“We save a piece of the Corn and then we plant it and then it grows again…and that is like Jesus and his resurrection,” affirms Ratzan, who is known internationally as an expert guide to tourists visiting this lakeside community.
The Maya of Santiago believe that when a person dies and is buried, he/she is transformed into flowers.
When the statue of Jesus is taken down from the cross on Good Friday, it will be installed inside an elaborate six-foot long casket of glass and metal and paraded around the village. His head will be decorated not with a crown of thorns, but with one of colorful flowers.

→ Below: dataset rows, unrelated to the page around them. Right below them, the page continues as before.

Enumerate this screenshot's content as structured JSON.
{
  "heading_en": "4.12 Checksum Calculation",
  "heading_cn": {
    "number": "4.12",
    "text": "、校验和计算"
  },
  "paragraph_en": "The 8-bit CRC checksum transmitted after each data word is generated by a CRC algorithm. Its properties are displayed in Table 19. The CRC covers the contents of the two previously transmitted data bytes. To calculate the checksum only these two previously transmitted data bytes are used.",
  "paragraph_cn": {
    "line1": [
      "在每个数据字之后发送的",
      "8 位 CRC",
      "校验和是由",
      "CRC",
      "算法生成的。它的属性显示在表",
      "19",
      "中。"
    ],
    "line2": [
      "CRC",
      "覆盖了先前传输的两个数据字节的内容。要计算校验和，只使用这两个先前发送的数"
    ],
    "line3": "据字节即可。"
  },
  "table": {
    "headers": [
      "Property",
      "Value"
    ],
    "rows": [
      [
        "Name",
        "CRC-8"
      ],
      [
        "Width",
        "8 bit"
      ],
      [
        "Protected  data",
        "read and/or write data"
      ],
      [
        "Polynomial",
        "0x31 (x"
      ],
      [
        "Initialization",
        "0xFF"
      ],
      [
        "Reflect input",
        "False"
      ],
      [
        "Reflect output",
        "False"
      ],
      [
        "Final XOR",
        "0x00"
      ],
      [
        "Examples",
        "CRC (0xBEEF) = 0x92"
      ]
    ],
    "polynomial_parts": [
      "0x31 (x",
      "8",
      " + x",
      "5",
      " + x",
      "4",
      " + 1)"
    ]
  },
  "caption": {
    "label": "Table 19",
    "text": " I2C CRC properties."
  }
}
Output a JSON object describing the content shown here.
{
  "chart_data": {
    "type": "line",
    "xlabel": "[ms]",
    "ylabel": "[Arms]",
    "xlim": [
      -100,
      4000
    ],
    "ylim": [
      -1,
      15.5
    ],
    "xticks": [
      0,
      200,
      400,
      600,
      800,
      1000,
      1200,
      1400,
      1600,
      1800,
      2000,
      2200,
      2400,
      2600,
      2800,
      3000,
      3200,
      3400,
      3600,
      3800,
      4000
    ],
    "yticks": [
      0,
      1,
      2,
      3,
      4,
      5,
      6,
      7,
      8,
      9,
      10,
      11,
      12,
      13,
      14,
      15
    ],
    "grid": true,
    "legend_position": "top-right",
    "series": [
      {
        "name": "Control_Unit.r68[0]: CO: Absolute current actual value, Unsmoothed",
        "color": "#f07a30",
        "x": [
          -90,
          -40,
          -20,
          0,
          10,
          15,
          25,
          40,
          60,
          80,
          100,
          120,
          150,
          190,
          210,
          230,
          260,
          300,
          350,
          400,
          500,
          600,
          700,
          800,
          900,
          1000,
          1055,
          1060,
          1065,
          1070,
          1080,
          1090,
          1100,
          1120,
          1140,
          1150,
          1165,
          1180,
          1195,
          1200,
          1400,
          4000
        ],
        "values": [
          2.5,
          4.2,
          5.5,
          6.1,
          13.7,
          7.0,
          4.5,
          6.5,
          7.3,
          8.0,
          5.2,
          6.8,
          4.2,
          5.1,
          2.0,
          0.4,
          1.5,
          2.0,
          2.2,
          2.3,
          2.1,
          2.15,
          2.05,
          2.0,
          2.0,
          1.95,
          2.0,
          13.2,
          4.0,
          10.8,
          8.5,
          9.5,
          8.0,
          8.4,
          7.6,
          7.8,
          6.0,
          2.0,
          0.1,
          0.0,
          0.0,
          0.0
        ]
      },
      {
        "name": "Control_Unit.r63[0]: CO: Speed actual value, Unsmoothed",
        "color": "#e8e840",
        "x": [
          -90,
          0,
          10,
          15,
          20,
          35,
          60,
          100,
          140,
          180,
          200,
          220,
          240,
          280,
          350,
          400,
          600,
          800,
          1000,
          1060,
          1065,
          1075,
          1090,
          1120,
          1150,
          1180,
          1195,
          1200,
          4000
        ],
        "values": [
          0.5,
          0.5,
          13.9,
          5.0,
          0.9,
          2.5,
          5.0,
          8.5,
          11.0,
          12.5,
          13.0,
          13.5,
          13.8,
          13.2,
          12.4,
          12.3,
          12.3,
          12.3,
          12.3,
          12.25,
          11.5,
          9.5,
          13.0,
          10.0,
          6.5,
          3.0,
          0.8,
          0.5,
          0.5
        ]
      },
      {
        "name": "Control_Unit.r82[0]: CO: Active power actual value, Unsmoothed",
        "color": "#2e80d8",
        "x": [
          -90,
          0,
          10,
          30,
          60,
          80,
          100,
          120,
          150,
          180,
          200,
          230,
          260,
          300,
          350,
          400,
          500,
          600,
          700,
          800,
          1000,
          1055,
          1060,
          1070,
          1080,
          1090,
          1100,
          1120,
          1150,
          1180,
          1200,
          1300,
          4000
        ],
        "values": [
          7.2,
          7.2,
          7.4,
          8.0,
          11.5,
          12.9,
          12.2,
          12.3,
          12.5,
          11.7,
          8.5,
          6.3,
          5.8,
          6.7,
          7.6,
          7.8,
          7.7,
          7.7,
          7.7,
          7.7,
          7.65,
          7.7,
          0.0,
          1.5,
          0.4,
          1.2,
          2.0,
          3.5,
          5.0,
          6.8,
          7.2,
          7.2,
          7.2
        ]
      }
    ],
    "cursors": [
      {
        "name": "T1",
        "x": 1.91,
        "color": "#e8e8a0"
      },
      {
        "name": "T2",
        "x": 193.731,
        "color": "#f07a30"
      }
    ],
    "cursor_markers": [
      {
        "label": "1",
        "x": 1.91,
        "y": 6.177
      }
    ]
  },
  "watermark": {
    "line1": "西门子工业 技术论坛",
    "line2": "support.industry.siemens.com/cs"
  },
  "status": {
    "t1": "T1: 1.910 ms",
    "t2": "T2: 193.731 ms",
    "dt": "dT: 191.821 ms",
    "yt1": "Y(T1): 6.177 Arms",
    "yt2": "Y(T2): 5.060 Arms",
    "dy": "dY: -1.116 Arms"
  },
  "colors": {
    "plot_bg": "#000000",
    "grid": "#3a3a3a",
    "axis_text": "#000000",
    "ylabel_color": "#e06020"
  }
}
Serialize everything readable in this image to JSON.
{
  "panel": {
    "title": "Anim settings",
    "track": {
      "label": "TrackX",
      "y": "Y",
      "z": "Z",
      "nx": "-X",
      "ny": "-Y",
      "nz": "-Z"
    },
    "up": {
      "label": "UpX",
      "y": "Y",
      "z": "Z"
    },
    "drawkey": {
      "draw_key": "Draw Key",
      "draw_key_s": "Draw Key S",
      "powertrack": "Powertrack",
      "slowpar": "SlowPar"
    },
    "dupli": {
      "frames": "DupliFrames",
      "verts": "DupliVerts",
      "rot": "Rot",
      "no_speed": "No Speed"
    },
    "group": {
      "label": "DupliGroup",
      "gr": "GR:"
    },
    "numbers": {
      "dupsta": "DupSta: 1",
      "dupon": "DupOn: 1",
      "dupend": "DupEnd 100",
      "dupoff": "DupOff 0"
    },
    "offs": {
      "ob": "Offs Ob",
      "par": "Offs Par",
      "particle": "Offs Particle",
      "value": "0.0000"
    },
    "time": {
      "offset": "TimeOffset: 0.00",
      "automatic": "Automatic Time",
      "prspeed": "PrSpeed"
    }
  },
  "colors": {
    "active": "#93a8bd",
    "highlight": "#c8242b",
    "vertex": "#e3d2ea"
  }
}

Good Friday is the most solemn moment of days of intense sacred ritual and the statue of Christ is brought down the pyramid-like stairs of the centuries-old Church of Santiago Apostol. It is carried on the shoulders of dozens of Atiteco men dressed in traditional costume— another extraordinary manifestation of the amalgamation of Maya and Catholic traditions taking place.
At almost the same time, the statue of the indigenous Maya demi-god Maximon is carried on the shoulders of a member of his cofradía, or brotherhood. This person, known as the telinel, carries the revered statue of the Mayan deity Maximon from his chapel in the courtyard below the Catholic Church and follows the statue of Jesus with almost dance-like movements. The telinel serves as Maximon’s symbolic horse.
Santiago Atitlán is one of the places in Guatemala where the devotion to what some call “the pagan saint” Maximon is strongest. This curious four-foot high figure, made of wood and dressed in old-timey Western-style clothing with flowing indigenous scarves, wears a black hat and often sports a cigar in his mouth.
Maximon is known variously as a Mayan version of St. Simon, a Satanic figure, a representation of Judas or a link to the Spanish conqueror Pedro de Alvarado. Other analysts say he is a blend of the Mayan Earth Lord Mam and the apostle Simon Peter, Jesus’ first disciple.
Throughout the year, Maximon’s devotees, from Santiago and from throughout Guatemala and even from the United States, come to make offerings and ask favors to this statue also known as Rilaj Mam, meaning “Holy Grandfather” or “Holy Boy” in the local T’zutujil Mayan language.
To some Western tourists’ eyes, viewing the simultaneous parading of the statues of Maximon and Jesus Christ on Good Friday may seem like a demonstration of “dueling deities.”
But Dolores Ratzan says that is not the case at all.
“No, they are not competing,” she explained. “They go together because the celebration of Jesus to the Mayans represents the corn, like Jesus’ resurrection, and then Maximon is like the Mayan protector (with whom) my ancestors left their knowledge, their medicine and their prayers ... So the Maximon is the ‘Holy Grandfather’ who follows Jesus, like father and son… It's not competing—they are working together.”
However, the administrator of the Catholic Church of Santiago, 38 year-old Felipe Coche, insists that the two devotions are completely different, although there may be some townspeople who pay homage to both Catholic traditions and to Maximon.
“The Mayan tradition of Maximon has nothing to do with the Catholic Church,” he said. “The Church completely rejects this.”
Because Easter celebrations often coincide with the celebration of the Mayan New Year and the coming of the spring rains, there is one other aspect of the Lenten rituals in Santiago that dates back to pre-Colombian times. At the beginning of Holy Week, the men of Santiago begin a long trek of 24 hours from their village to the Pacific coast and back, returning with boxes and baskets of colorful tropical fruits like coconuts, mangoes and plantains to decorate their village.
“This is a big sacrifice that the men of Santiago make,” said Dolores Ratzan, who will be among the women welcoming the men back on Holy Wednesday.
These rich centuries-old Mayan traditions continued by the followers of the cult of Maximon blend easily with the vibrant Catholic Lenten and Easter celebrations, making Easter in this Mayan community on the southwest shores of Guatemala’s Lake Atitlan an unforgettable experience.